If you put $••$ marbles with $•••$ marbles, you have $•••••$ marbles total.

There’s potential for foul play, of course. One of your marbles could roll away, and another could crack, and then you’d only have $•••$ marbles.

But there seems to be a general rule in there somewhere, a verity. Absent of foul play, $••$ with $•• •$ is $•••••$. This holds true whether $•$ stands in for marbles, or apples, or trees, or anything that acts like numbers.

This seems self evident. The proof is visual. You can test it out on your fingers. Your brain verified this truth without a second thought, because the brain has been utilizing this truth since the first time a parent had to figure out how to feed five children.

This truth seems so self evident that it hardly seems worth writing down. Why invent symbols like $2$, $3$, $+$, and $=$ to express something so trivial?

And yet, the fact that $•••••••••••••••$ marbles with $••••••••••••••••$ more is $••••••••••••••••••••••••••••••$ is a bit less trivially obvious.

If you run into more than $100$ marbles, you’d best start to know the rules.

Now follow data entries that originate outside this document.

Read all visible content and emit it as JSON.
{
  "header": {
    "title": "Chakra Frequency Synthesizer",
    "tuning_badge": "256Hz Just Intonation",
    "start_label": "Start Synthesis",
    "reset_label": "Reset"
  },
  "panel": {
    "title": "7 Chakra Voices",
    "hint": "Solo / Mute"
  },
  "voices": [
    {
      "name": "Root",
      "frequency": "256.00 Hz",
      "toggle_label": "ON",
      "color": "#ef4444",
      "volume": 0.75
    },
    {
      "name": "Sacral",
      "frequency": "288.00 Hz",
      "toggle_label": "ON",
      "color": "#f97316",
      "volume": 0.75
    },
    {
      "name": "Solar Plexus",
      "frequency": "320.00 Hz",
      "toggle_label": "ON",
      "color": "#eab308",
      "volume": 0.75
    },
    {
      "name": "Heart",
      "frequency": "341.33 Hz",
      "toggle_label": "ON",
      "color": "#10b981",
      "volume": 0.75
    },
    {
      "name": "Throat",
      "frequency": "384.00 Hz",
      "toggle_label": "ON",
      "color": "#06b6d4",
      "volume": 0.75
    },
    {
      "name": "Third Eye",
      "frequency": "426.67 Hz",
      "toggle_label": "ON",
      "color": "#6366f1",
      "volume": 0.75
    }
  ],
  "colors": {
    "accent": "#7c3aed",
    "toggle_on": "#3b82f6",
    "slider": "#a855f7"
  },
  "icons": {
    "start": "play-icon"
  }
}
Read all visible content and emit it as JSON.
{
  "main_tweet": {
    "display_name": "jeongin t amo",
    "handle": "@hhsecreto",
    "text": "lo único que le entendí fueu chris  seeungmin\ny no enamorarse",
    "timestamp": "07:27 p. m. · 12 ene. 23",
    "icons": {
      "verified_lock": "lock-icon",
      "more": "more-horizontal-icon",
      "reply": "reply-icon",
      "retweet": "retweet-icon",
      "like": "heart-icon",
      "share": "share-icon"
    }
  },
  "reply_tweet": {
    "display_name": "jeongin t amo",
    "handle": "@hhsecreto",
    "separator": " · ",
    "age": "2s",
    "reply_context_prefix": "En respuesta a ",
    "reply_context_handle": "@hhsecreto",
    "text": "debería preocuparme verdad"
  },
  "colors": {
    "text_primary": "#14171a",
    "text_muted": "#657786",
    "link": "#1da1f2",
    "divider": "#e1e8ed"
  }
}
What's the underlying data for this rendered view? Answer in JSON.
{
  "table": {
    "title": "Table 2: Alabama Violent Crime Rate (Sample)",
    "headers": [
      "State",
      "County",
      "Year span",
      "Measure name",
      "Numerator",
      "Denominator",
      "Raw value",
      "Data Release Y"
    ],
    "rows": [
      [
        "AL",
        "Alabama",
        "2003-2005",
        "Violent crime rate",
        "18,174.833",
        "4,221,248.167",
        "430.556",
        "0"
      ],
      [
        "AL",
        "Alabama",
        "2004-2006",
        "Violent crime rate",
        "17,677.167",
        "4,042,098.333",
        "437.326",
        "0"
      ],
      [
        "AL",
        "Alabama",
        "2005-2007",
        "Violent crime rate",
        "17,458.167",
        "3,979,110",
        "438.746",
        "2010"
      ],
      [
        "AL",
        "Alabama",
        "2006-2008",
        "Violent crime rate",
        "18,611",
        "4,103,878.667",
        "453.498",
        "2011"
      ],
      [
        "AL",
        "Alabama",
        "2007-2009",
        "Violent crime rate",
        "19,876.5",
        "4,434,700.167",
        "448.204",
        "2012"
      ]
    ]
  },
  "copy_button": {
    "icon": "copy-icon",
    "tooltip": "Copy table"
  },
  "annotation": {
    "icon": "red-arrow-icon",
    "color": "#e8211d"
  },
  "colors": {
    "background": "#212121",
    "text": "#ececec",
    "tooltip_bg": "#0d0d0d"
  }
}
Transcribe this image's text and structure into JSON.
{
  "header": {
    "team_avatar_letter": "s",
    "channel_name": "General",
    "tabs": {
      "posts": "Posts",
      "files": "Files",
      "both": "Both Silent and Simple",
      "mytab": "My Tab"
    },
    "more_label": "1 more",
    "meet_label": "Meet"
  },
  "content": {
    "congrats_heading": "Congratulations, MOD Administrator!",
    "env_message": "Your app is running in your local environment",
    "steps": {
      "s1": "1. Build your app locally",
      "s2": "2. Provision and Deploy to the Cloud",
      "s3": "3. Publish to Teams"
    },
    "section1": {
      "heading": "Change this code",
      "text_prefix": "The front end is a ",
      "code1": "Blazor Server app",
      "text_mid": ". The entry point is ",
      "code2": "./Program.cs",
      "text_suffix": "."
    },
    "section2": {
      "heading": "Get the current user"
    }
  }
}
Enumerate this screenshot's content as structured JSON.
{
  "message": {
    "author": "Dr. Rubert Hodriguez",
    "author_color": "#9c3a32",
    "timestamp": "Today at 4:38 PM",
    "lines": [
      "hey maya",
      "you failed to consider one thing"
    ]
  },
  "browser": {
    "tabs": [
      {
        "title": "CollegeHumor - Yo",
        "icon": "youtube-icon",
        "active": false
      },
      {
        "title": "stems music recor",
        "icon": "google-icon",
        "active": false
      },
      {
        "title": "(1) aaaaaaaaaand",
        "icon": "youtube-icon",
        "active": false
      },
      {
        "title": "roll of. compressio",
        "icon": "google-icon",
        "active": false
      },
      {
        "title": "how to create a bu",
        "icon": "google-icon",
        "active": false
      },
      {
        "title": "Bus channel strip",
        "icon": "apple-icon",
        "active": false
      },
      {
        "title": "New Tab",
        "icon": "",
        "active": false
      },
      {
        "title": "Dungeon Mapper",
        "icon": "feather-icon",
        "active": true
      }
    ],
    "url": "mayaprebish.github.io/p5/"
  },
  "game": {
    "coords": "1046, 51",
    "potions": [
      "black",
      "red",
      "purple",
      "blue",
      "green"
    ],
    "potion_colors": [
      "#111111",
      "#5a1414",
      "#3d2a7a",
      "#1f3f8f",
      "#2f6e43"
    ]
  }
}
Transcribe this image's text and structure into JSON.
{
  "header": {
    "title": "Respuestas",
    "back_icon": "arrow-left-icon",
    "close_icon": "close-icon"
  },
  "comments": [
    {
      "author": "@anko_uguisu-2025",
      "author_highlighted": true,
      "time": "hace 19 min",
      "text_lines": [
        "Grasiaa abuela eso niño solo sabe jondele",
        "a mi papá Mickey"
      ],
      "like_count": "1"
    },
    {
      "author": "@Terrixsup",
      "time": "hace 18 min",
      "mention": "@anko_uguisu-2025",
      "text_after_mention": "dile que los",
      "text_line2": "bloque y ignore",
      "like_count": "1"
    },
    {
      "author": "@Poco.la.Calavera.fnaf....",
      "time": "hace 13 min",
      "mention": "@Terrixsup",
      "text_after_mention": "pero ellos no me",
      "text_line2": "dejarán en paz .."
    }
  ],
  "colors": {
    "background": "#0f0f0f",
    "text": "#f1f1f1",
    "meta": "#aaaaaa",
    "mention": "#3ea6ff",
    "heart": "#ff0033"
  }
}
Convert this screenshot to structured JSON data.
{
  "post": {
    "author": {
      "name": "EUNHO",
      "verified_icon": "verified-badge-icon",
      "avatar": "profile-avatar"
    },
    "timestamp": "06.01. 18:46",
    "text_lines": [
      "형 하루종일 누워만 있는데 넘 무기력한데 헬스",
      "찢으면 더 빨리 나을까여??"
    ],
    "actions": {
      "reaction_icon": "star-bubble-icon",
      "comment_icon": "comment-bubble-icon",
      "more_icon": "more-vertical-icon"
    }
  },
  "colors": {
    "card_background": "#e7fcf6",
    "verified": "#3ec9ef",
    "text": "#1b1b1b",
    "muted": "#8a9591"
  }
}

This is how the rules of reality work. The fact that $2 + 3 = 5$ seems obvious, almost trivial. Perhaps not worth investigating. But once you’ve investigated the rules, you can figure out how many marbles you have if you start with $16347$ and acquire $2857$ more.

You can’t do that by appealing to your brain’s intuition. If you try to count them up yourself you’ll make a mistake or lose your place long before you reach the answer. If you gave such a problem to a pre-historic human, they’d tell you that generating an accurate answer is impossible.

And yet you can generate an accurate answer, every time. $16347 + 2857 = 19204$.

Learning the rules of things that act like numbers allows you to figure out things that are far outside your skill level. It doesn’t matter that you can’t count them out individually. It doesn’t matter that you’d lose your place before you got past the first thousand. Once you know the rules of addition, you can get the right answer without even touching the marbles.

A pre-historic human might think that such a skill is useless. Pre-historic humans never had $19204$ mouths to feed. But the ability to handle large numbers has allowed us to create warehouses and run economies. Our intuitions led us to the rules, and the rules themselves let us deduce things that are far outside our experience.

This is the driving force behind civilization.

This is what learning the rules of reality is all about. It’s about being able to answer questions that by all rights should be unanswerable.

We humans can look at a tiny, localized example and apply our intuition until we’ve learned the governing rules. Once we’ve learned those rules, we can look up to the heavens and deduce the true nature of the stars.